Pressure washing – This type of cleaning takes water and increases it to various pressures to achieve better cleaning than a garden hose, brush, and soap can provide. Pressures and gallons per minute, as this is how each machine is rated, vary on the types and styles of machines. The specs on a good residential pressure washing machine should be around 3000psi (pounds per square inch of pressure) while using about 5gpm (gallons per minute). These machines are typically not found at your local hardware or home improvement store because extra caution and “know how” is needed to operate them safely.
Power washing – This is the same pressure as “pressure washing” but with very hot water. The hot water is generated by an on-board heating unit until it reaches approximately 200-300 degrees, depending on what is needed to be cleaned. Technically speaking, when water is at atmospheric pressure, water boils and turns into steam around 212 degrees Fahrenheit. When water is pressurized to high pressure, the boiling point of water increases, which in turn increases the overall temperature needed for steam. Water will need to reach 230 degrees Fahrenheit before it will become steam. At these temperatures and pressures, someone can be seriously hurt in a split second should a hose break or fitting come loose. Extreme caution is always taken when using this type of cleaning method for obvious reasons. We also do inspections on all equipment being used, so the possibility of accidents are avoided.
Soft washing – This type of cleaning is the safest, deepest, and most effective way to clean the majority of exterior finishes, depending on buildup.

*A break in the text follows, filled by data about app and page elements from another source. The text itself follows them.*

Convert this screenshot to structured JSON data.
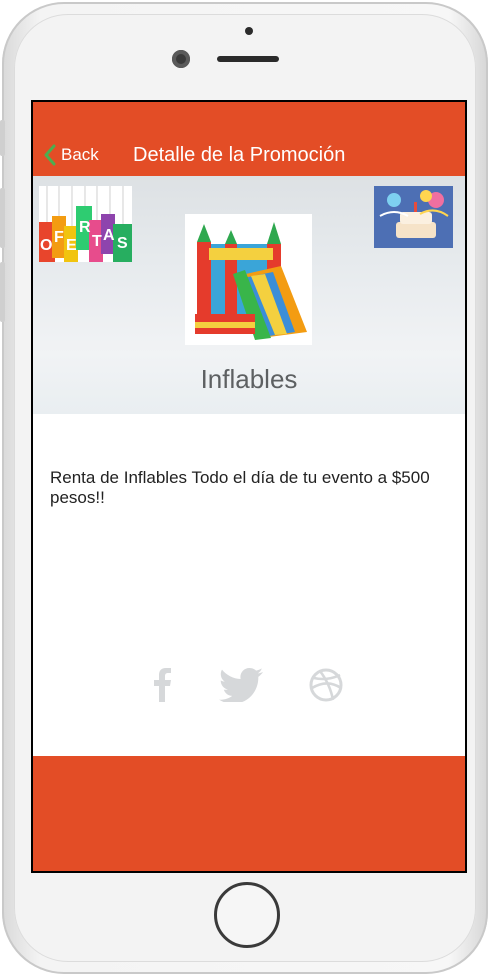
{
  "navbar": {
    "back_label": "Back",
    "title": "Detalle de la Promoción"
  },
  "hero": {
    "left_banner_text": "OFERTAS",
    "product_name": "Inflables"
  },
  "promotion": {
    "description": "Renta de Inflables Todo el día de tu evento a $500 pesos!!"
  },
  "social": {
    "icons": [
      "facebook-icon",
      "twitter-icon",
      "dribbble-icon"
    ]
  },
  "colors": {
    "accent": "#e34d26",
    "back_chevron": "#4caf50",
    "social_icon": "#d6d8da"
  }
}
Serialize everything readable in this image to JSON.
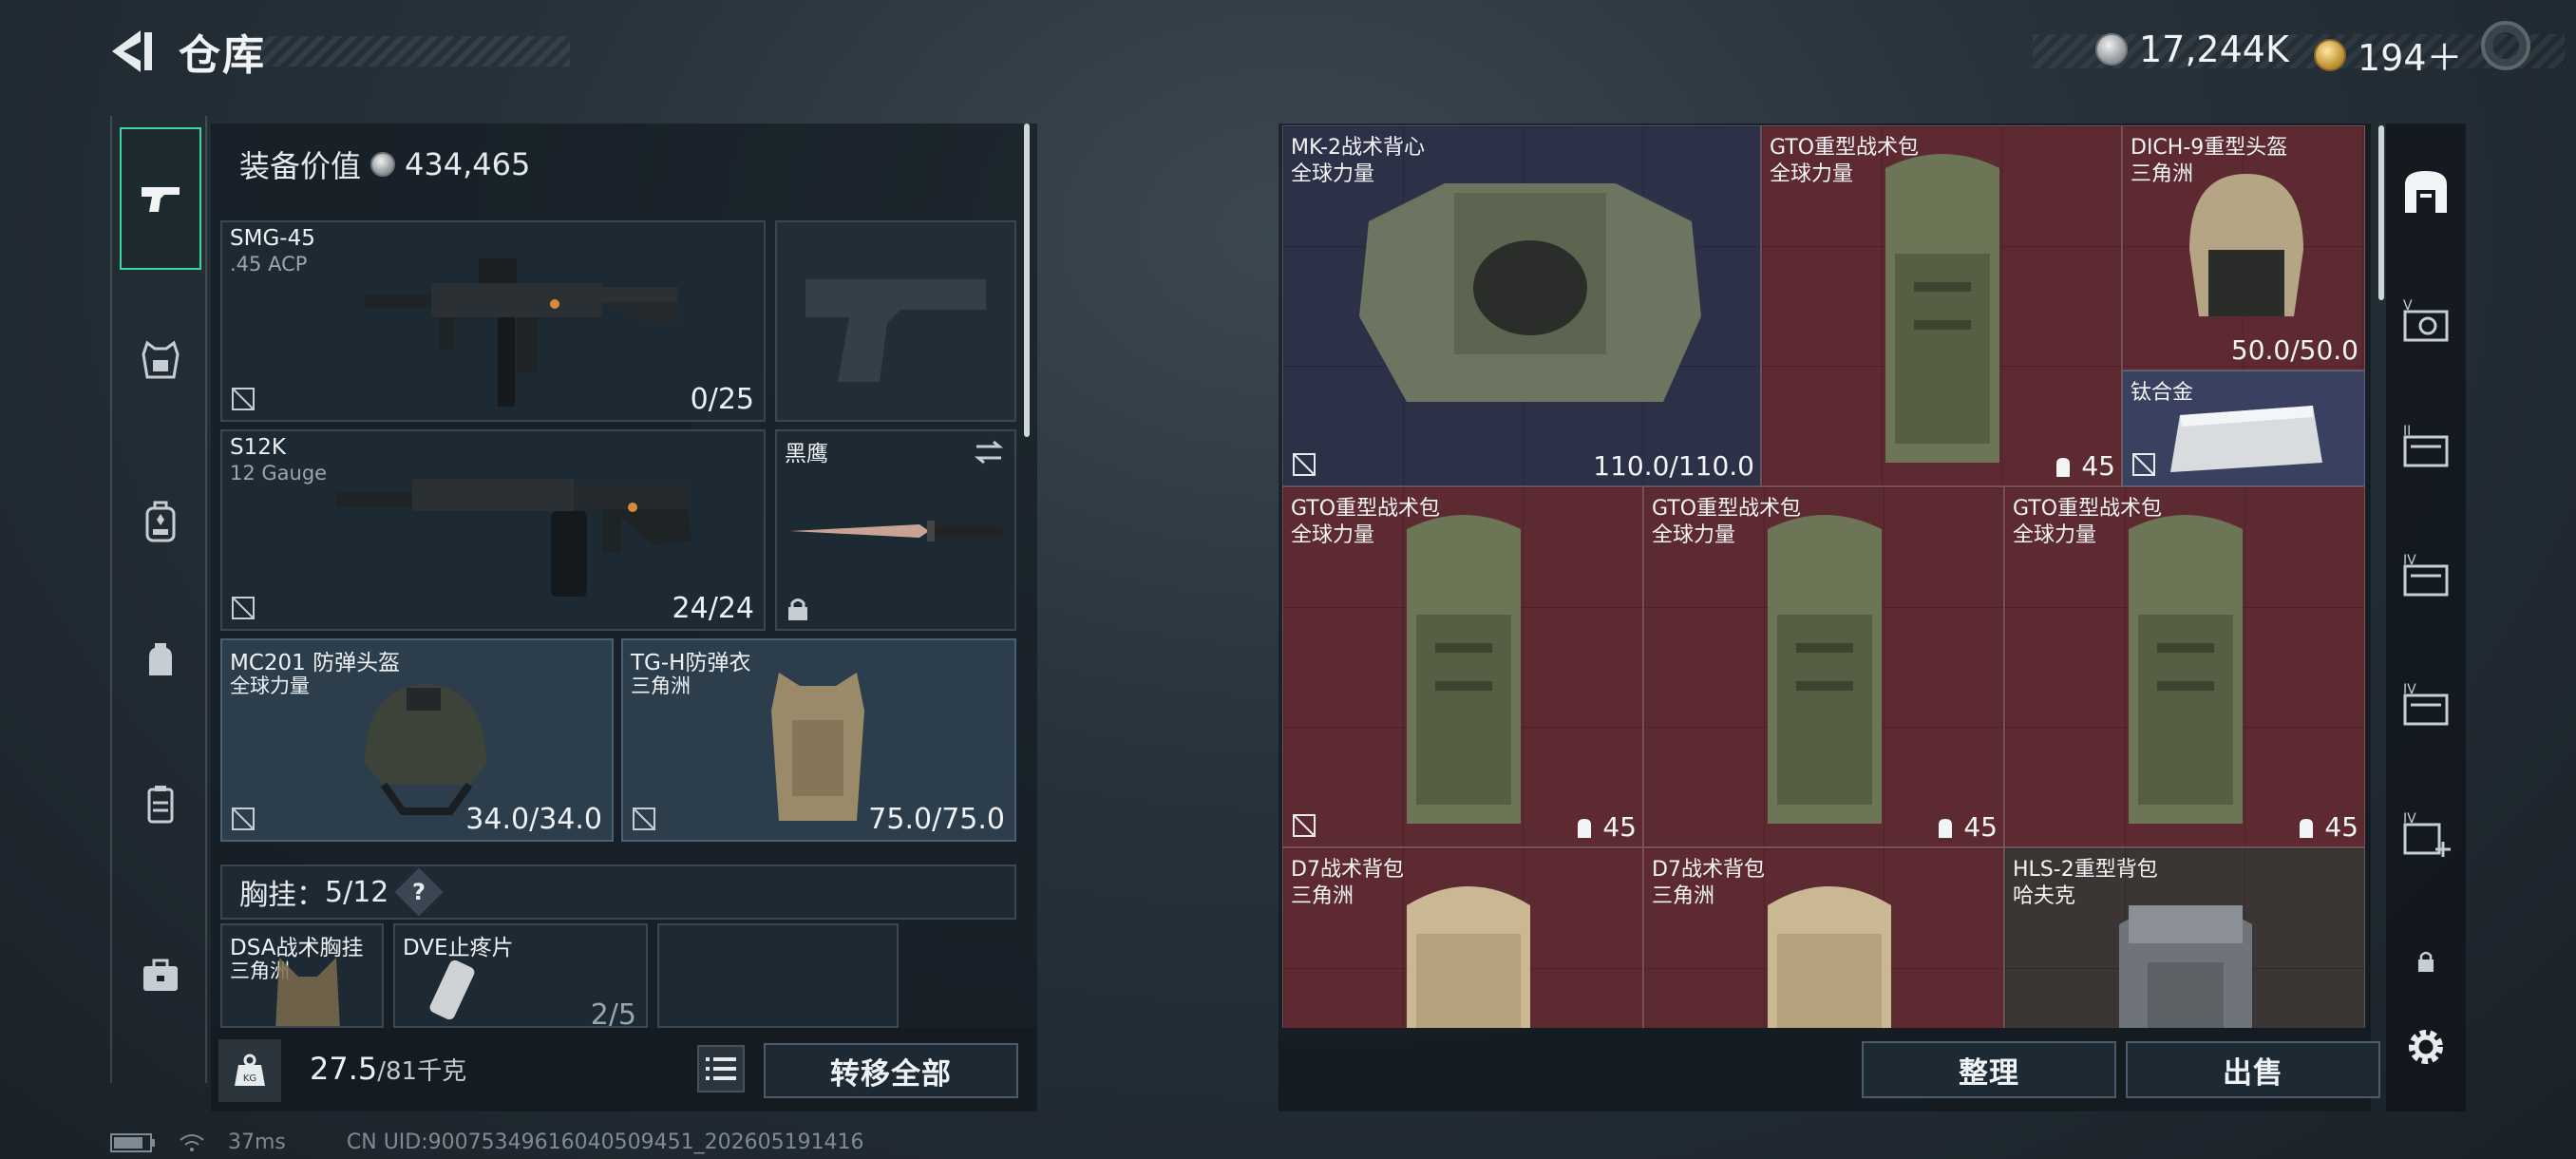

This cleaning process only requires 60-100psi for application of solutions and rinsing power. Soft washing is solely reliant on chemistry, not brute force to safely eliminate and/or break down buildup and easily have it rinsed away. When it comes to washing the exterior of a house or removing buildup on a roof surface, this process is actually the only cleaning process enforced by both siding and roofing institutions. Using a pressure washing or even a power washing machine, in attempt to remove any living microorganism or even airborne dust, will void any warranties with the manufacturer, cause irreversible damage seen and not seen by the naked eye, but overall doesn’t come close to offering the cleaning power and the long term benefits of really removing the buildup (commonly environmental buildup) at its root system. Pressure washing and power washing will only scalp the material off, spreading it, and making it look worse when it comes back, because it will. There is no complete remedy for environmental buildup, but the soft washing process is by far the best choice.
Before starting any job, we visit each site to thoroughly inspect the property for….
- Current damage (brought up at time of bid, any needed pictures are taken for documentation)
- Areas of concern
- Size of job
- Types of buildup
- Solutions being used, will they have an environmental impact?
- Most cost-efficient way to clean while providing best results
- Safety – Do the cleaning procedures outweigh safety?
Once a thorough inspection has been done been by one of our trained staff, we will put together a proposal based on your needs and wants, with each step taken into consideration. If we were to not visit each site, areas may be forgotten or current conditions of buildup and damage may be overlooked. It is important for the property to be carefully inspected for possible safety, but most importantly, we want to offer our best pricing possible. Visiting each site allows us to determine what will be the most effective process, rather than through video or pictures.